Recent research also clearly shows that NPs have the ability to alter NT and EO biology. Though a number of NPs have inflammatory properties in vitro, there are no data on sex-dependent differences in inflammatory effects of NPs in humans, unlike in a few animal studies. Our study was designed to fill that gap and expand our knowledge in this field. NTs and EOs from blood samples obtained from healthy consenting men and women were treated in vitro with different NPs to which Québec workers risk exposure to assess the modulating capabilities of functions connected with the inflammatory process. Among the functions investigated were the ability of NPs to affect apoptosis, production of reactive oxygen species (ROS), phagocytosis, production of certain cytokines and NT/EO adhesion and migration. With this experimental approach, we were able to show sex-differentiated effects of NPs on NT and EO biology. Study data and observations as a whole demonstrate certain differences between the sexes. However, no major trends in opposite directions were noted: for example, NPs will not trigger a response in male NTs/EOs but inhibit or reverse it in female NTs/EOs. In general, if an NP enhanced or diminished a function or response, result analysis considering donor sex showed cells from female blood samples were preferentially more affected. Though this was at the cellular level rather that throughout the body as a whole, NPs do seem to have a greater impact on female cells. This correlates well with the sex dimorphism noted in the human immune system; that is, women have more intense immunological responses.

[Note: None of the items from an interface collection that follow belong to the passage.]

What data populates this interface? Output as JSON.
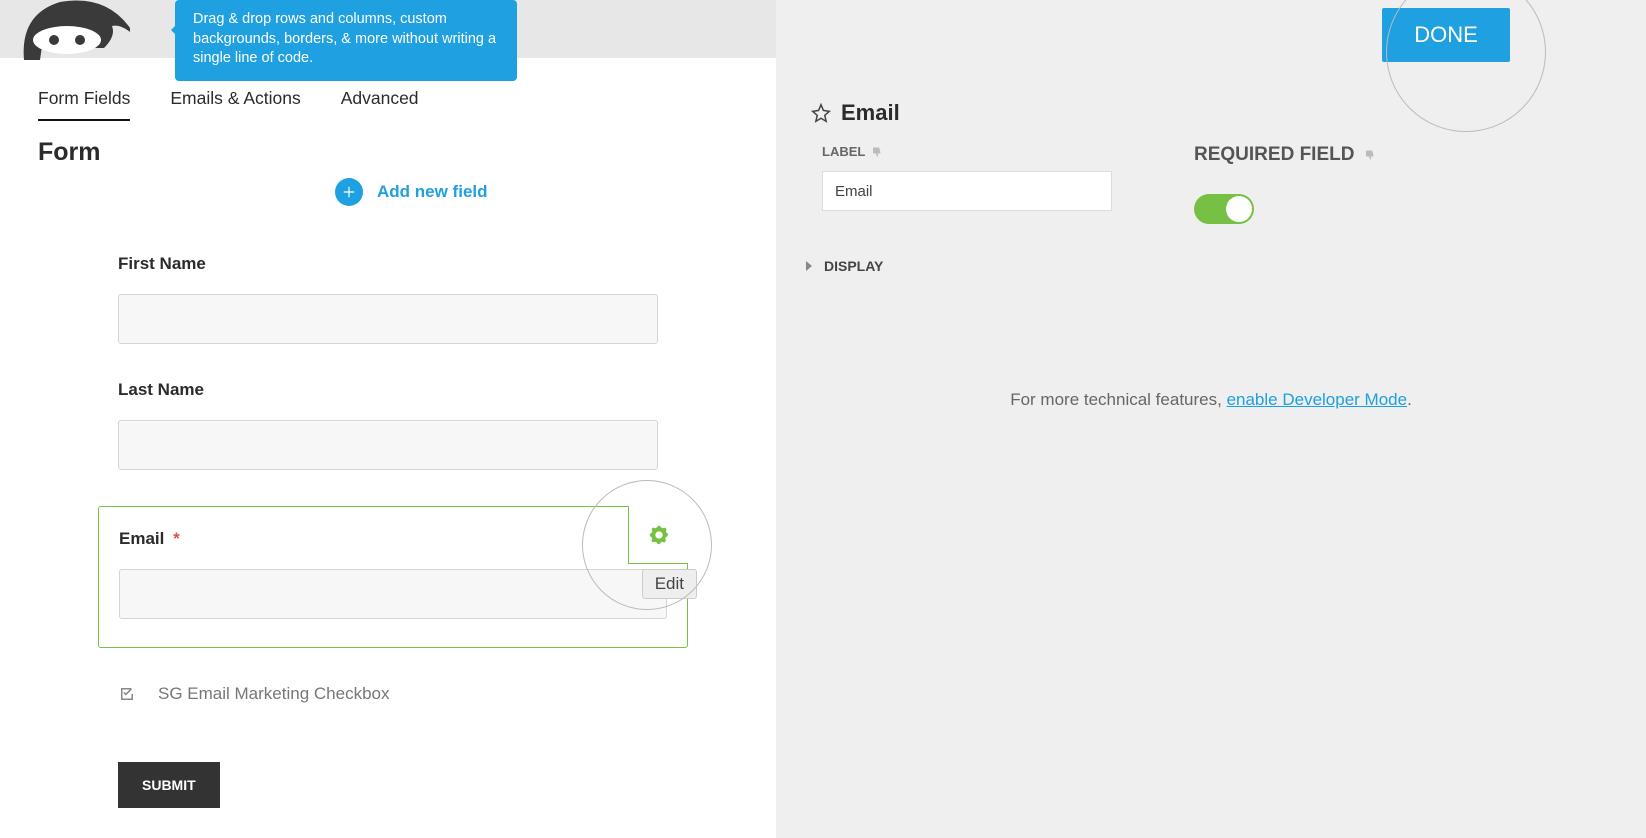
{
  "tooltip": "Drag & drop rows and columns, custom backgrounds, borders, & more without writing a single line of code.",
  "tabs": {
    "form_fields": "Form Fields",
    "emails_actions": "Emails & Actions",
    "advanced": "Advanced"
  },
  "form_heading": "Form",
  "add_new_field": "Add new field",
  "fields": {
    "first_name": {
      "label": "First Name"
    },
    "last_name": {
      "label": "Last Name"
    },
    "email": {
      "label": "Email",
      "required_mark": "*"
    },
    "checkbox": {
      "label": "SG Email Marketing Checkbox"
    }
  },
  "edit_tooltip": "Edit",
  "submit": "SUBMIT",
  "done": "DONE",
  "settings": {
    "title": "Email",
    "label_section": "LABEL",
    "label_value": "Email",
    "required_section": "REQUIRED FIELD",
    "required_on": true,
    "display_section": "DISPLAY"
  },
  "dev_mode": {
    "prefix": "For more technical features, ",
    "link": "enable Developer Mode",
    "suffix": "."
  }
}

The contributions of this study of isolated cells from healthy individuals are multiple, including acquisition of new information that may help advance our knowledge of NP health effects. The study results and findings, together with those described by other teams studying different aspects of NP toxicity, will also help in making decisions about occupational NP exposure risk management. Besides increasing our knowledge of the mechanisms of action and biological effects of NPs in connection with inflammation and building a highly qualified team specializing in this research area, the experimental approach developed in this study demonstrating that NTs and EOs can react differently depending on sex will help in making the best use of NPs in different therapeutic strategies and furthering the shift to personalized medicine. Also, this study can definitely serve as a starting point for improving regulatory procedures to ensure safe use of NPs in the workplace. In the longer term, the results of this study of isolated cells of healthy individuals who are not workers or individuals potentially or voluntarily exposed to NPs could help in deciding about using blood cells from workers targeted based on NP exposure (with donor consent) to study NT or EO functions that might have disproportionate sex-dependent functional responses.

Additional Information

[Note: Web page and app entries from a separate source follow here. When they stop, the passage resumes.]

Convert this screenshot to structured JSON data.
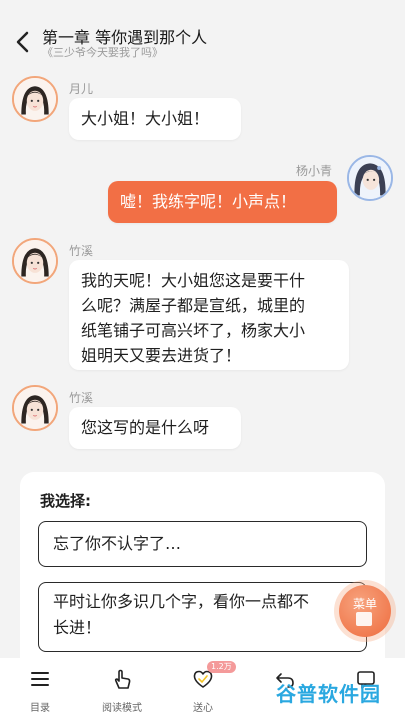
{
  "header": {
    "title": "第一章 等你遇到那个人",
    "subtitle": "《三少爷今天娶我了吗》"
  },
  "messages": [
    {
      "speaker": "月儿",
      "side": "left",
      "avatar_icon": "girl-avatar-icon",
      "text": "大小姐！大小姐！"
    },
    {
      "speaker": "杨小青",
      "side": "right",
      "avatar_icon": "lady-avatar-icon",
      "text": "嘘！我练字呢！小声点！"
    },
    {
      "speaker": "竹溪",
      "side": "left",
      "avatar_icon": "girl-avatar-icon",
      "lines": [
        "我的天呢！大小姐您这是要干什",
        "么呢？满屋子都是宣纸，城里的",
        "纸笔铺子可高兴坏了，杨家大小",
        "姐明天又要去进货了！"
      ]
    },
    {
      "speaker": "竹溪",
      "side": "left",
      "avatar_icon": "girl-avatar-icon",
      "text": "您这写的是什么呀"
    }
  ],
  "choice": {
    "title": "我选择:",
    "options": [
      {
        "text": "忘了你不认字了…"
      },
      {
        "lines": [
          "平时让你多识几个字，看你一点都不",
          "长进！"
        ]
      }
    ]
  },
  "fab": {
    "label": "菜单"
  },
  "nav": {
    "items": [
      {
        "label": "目录",
        "icon": "menu-list-icon"
      },
      {
        "label": "阅读模式",
        "icon": "hand-tap-icon"
      },
      {
        "label": "送心",
        "icon": "heart-icon",
        "badge": "1.2万"
      },
      {
        "label": "",
        "icon": "undo-icon"
      },
      {
        "label": "",
        "icon": "comment-icon"
      }
    ]
  },
  "watermark": "谷普软件园",
  "colors": {
    "accent": "#f26f45",
    "background": "#f3f3f3",
    "watermark": "#2aa8e0"
  }
}
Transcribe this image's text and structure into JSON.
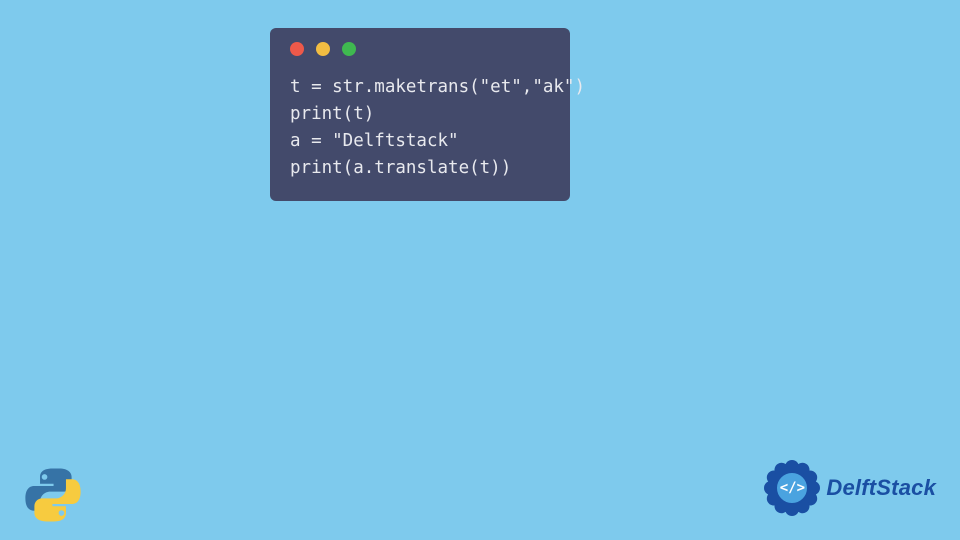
{
  "code": {
    "lines": [
      "t = str.maketrans(\"et\",\"ak\")",
      "print(t)",
      "a = \"Delftstack\"",
      "print(a.translate(t))"
    ]
  },
  "colors": {
    "background": "#7ecaed",
    "window": "#434a6b",
    "traffic_red": "#ed594a",
    "traffic_yellow": "#f2bd42",
    "traffic_green": "#3fb950",
    "code_text": "#e8e9ee",
    "brand_primary": "#1a4fa3",
    "brand_secondary": "#4aa3e0"
  },
  "logos": {
    "python_alt": "Python logo",
    "delftstack_center": "</>",
    "delftstack_text": "DelftStack"
  }
}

Category: Research Report
  • Marion Vanharen
  • Abdelaziz Saafane
  • Alexanne Léveillé
  • Thomas Mahbeer
  • Denis Girard
Research Project: 2017-0044
Online since: December 15, 2022
Format: Text